As I discussed here last week, in an article published in the New England Journal of Medicine, Dr. Michael Fiore and colleagues defend the new Joint Commission tobacco cessation performance measure set for hospitals, which - strikingly - insists that every smoking patient be discharged with a prescription for a smoking cessation drug (unless it is specifically contraindicated or the patient refuses).
Today, I explain why this policy is misguided and how unfortunately it is that the policy results from an expert panel chair with multiple financial conflicts of interest with Big Pharma.
The Rest of the Story
Physician autonomy is one of the most important factors that I believe is essential to ensure the quality and integrity of medical care. When autonomy to treat patients in the best interest of the patient is taken away from physicians for any reason, whether it be economic or political, it erodes the quality of medical care, undermines the physician-patient relationship, and threatens to undo the essential element of medical practice upon which the entire practice relies.
This is precisely what has happened with the Joint Commission standard for the treatment of smoking cessation among hospitalized patients. Rather than allow each physician to treat his patient in the way he see fits, the Commission policy requires the physician to treat his patient by prescribing, at discharge, a smoking cessation drug.
I can think of no other area of medical practice where physician autonomy has been so completely taken away by the Joint Commission. If a patient is admitted with hypertension, the physician can treat the patient in any way she sees fit. That may involve an anti-hypertensive drug, but it may also involve weight loss and diet modification. In many cases, diet modification and weight loss are sufficient to control blood pressure, and a drug prescription may not be required. Can you imagine if the Joint Commission required every doctor to prescribe an anti-hypertensive medication at discharge? That would destroy physician autonomy, although it would be a boon for the pharmaceutical companies that make anti-hypertensive drugs.

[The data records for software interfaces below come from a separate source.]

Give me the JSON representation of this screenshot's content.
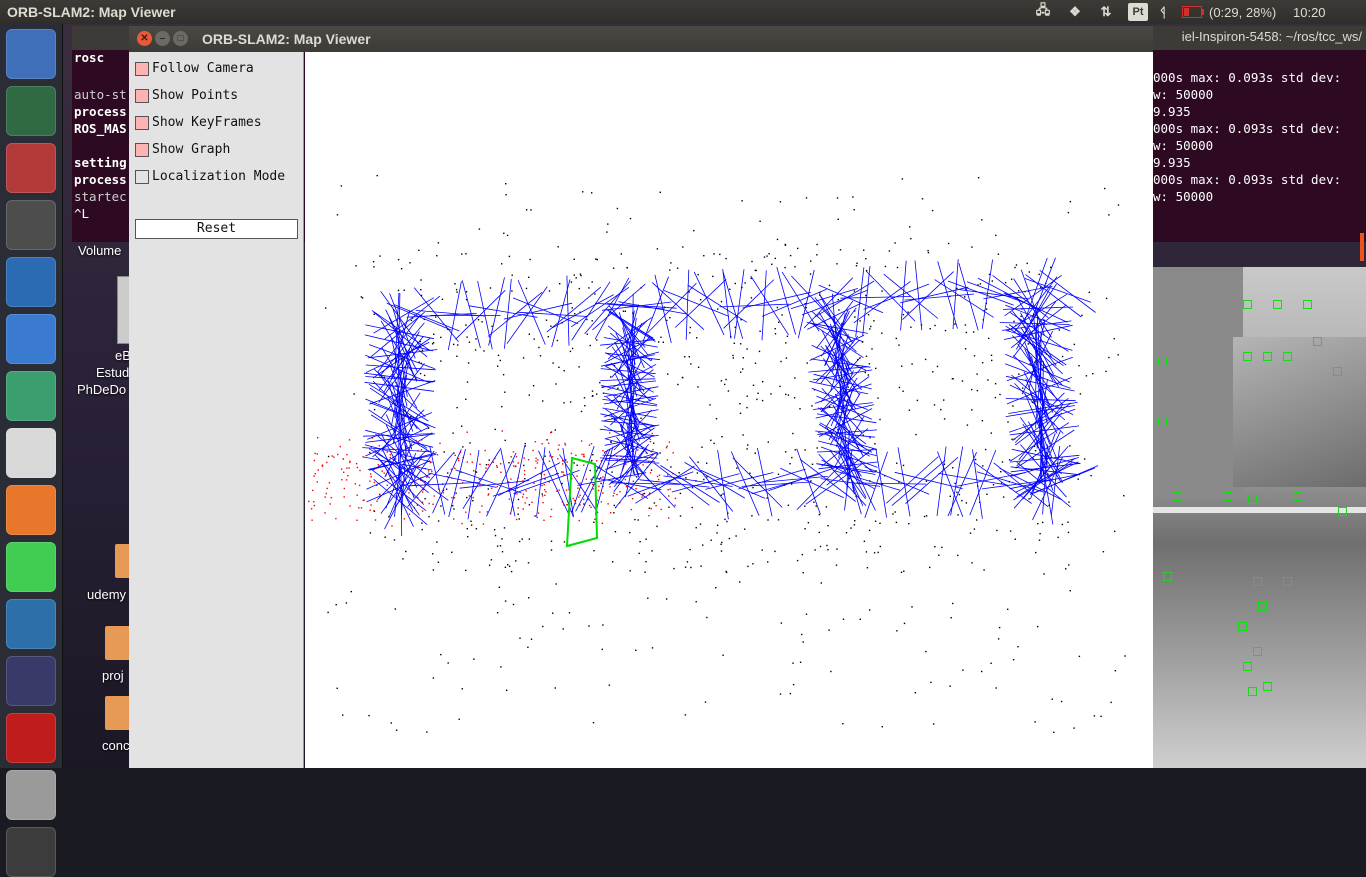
{
  "top_panel": {
    "app_title": "ORB-SLAM2: Map Viewer",
    "pt_label": "Pt",
    "battery_text": "(0:29, 28%)",
    "clock": "10:20",
    "battery_color": "#d0312d"
  },
  "launcher": {
    "icons": [
      {
        "name": "ubuntu-dash-icon",
        "color": "#3e6fb8"
      },
      {
        "name": "camera-app-icon",
        "color": "#2f6a44"
      },
      {
        "name": "files-icon",
        "color": "#b33a3a"
      },
      {
        "name": "sublime-text-icon",
        "color": "#4d4d4d"
      },
      {
        "name": "vscode-icon",
        "color": "#2b6bb3"
      },
      {
        "name": "simplenote-icon",
        "color": "#3a7ad0"
      },
      {
        "name": "atom-icon",
        "color": "#3a9e6e"
      },
      {
        "name": "chrome-icon",
        "color": "#d9d9d9"
      },
      {
        "name": "firefox-icon",
        "color": "#e8762b"
      },
      {
        "name": "qt-icon",
        "color": "#41cd52"
      },
      {
        "name": "mysql-workbench-icon",
        "color": "#2d6fa8"
      },
      {
        "name": "eclipse-icon",
        "color": "#3a3a6a"
      },
      {
        "name": "filezilla-icon",
        "color": "#bf1c1c"
      },
      {
        "name": "system-monitor-icon",
        "color": "#9a9a9a"
      },
      {
        "name": "terminal-icon",
        "color": "#3c3c3c"
      }
    ]
  },
  "desktop": {
    "labels": [
      "Volume",
      "eB",
      "Estud",
      "PhDeDo",
      "udemy",
      "proj",
      "conc"
    ]
  },
  "terminal": {
    "title": "iel-Inspiron-5458: ~/ros/tcc_ws/",
    "left_lines": [
      "rosc",
      "",
      "auto-st",
      "process",
      "ROS_MAS",
      "",
      "setting",
      "process",
      "startec",
      "^L"
    ],
    "right_lines": [
      "000s max: 0.093s std dev:",
      "w: 50000",
      "9.935",
      "000s max: 0.093s std dev:",
      "w: 50000",
      "9.935",
      "000s max: 0.093s std dev:",
      "w: 50000"
    ]
  },
  "viewer": {
    "title": "ORB-SLAM2: Map Viewer",
    "options": [
      {
        "label": "Follow Camera",
        "checked": true
      },
      {
        "label": "Show Points",
        "checked": true
      },
      {
        "label": "Show KeyFrames",
        "checked": true
      },
      {
        "label": "Show Graph",
        "checked": true
      },
      {
        "label": "Localization Mode",
        "checked": false
      }
    ],
    "reset_label": "Reset"
  },
  "map": {
    "keyframe_color": "#0000ff",
    "point_color": "#000000",
    "reference_point_color": "#ff0000",
    "current_camera_color": "#00dd00"
  }
}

If a patient is admitted with type II diabetes, the physician can make a judgment about what treatment plan is best for that particular individual. For some, a glucose-controlling drug will be required. For others, weight loss alone may be enough to solve the problem. It is up to the physician to take the particular patient into account and make the decision that is in the best interest of her patient. No one in an unbiased frame of mind would require the physician to prescribe a drug when there are other possible modes of treatment that could be effective.
If a patient is admitted with depression, it is up to the physician to decide whether an anti-depression drug is appropriate, or whether psychotherapy or other treatment modalities are most appropriate for that particular patient. Not so with the Joint Commission's treatment of smoking cessation. Unlike all of the above examples, drug treatment is mandated, regardless of whether the physician believes it is in the best interest of the patient.
That physician autonomy is being undermined would be bad enough. But what makes the situation truly unacceptable is that an apparent reason for this undermining of physician autonomy is the presence of a highly conflicted chair of the advisory panel that helped formulate the smoking cessation treatment criteria. The chair of that panel has a long history of financial conflicts of interest with Big Pharma, especially with companies that manufacture the very drugs that the Joint Commission recommendation is requiring physicians to prescribe.
What a financial windfall for the pharmaceutical companies. They must be laughing all the way to the bank, wondering how lucky they could possibly be that despite the long-standing principle of physician autonomy, somehow the Joint Commission has decided to force doctors to prescribe their drugs to just about every smoking patient. I doubt that even the pharmaceutical companies ever thought they would get that lucky.
The rest of the story is that every dollar that the pharmaceutical companies pay to tobacco researchers for consulting, grants, or honoraria is money well spent. It comes back to the companies in spades, more than offsetting the initial expenditures. This is perhaps the grandest example of the dangers of financial conflicts of interest. In this case, the conflict of interest has not only created a boon for pharmaceutical companies, but it has done nearly the unthinkable: produce an official medical treatment recommendation that disrespects physician autonomy, requiring physicians to prescribe a drug regardless of whether they believe that particular treatment modality is in the best interest of their patient.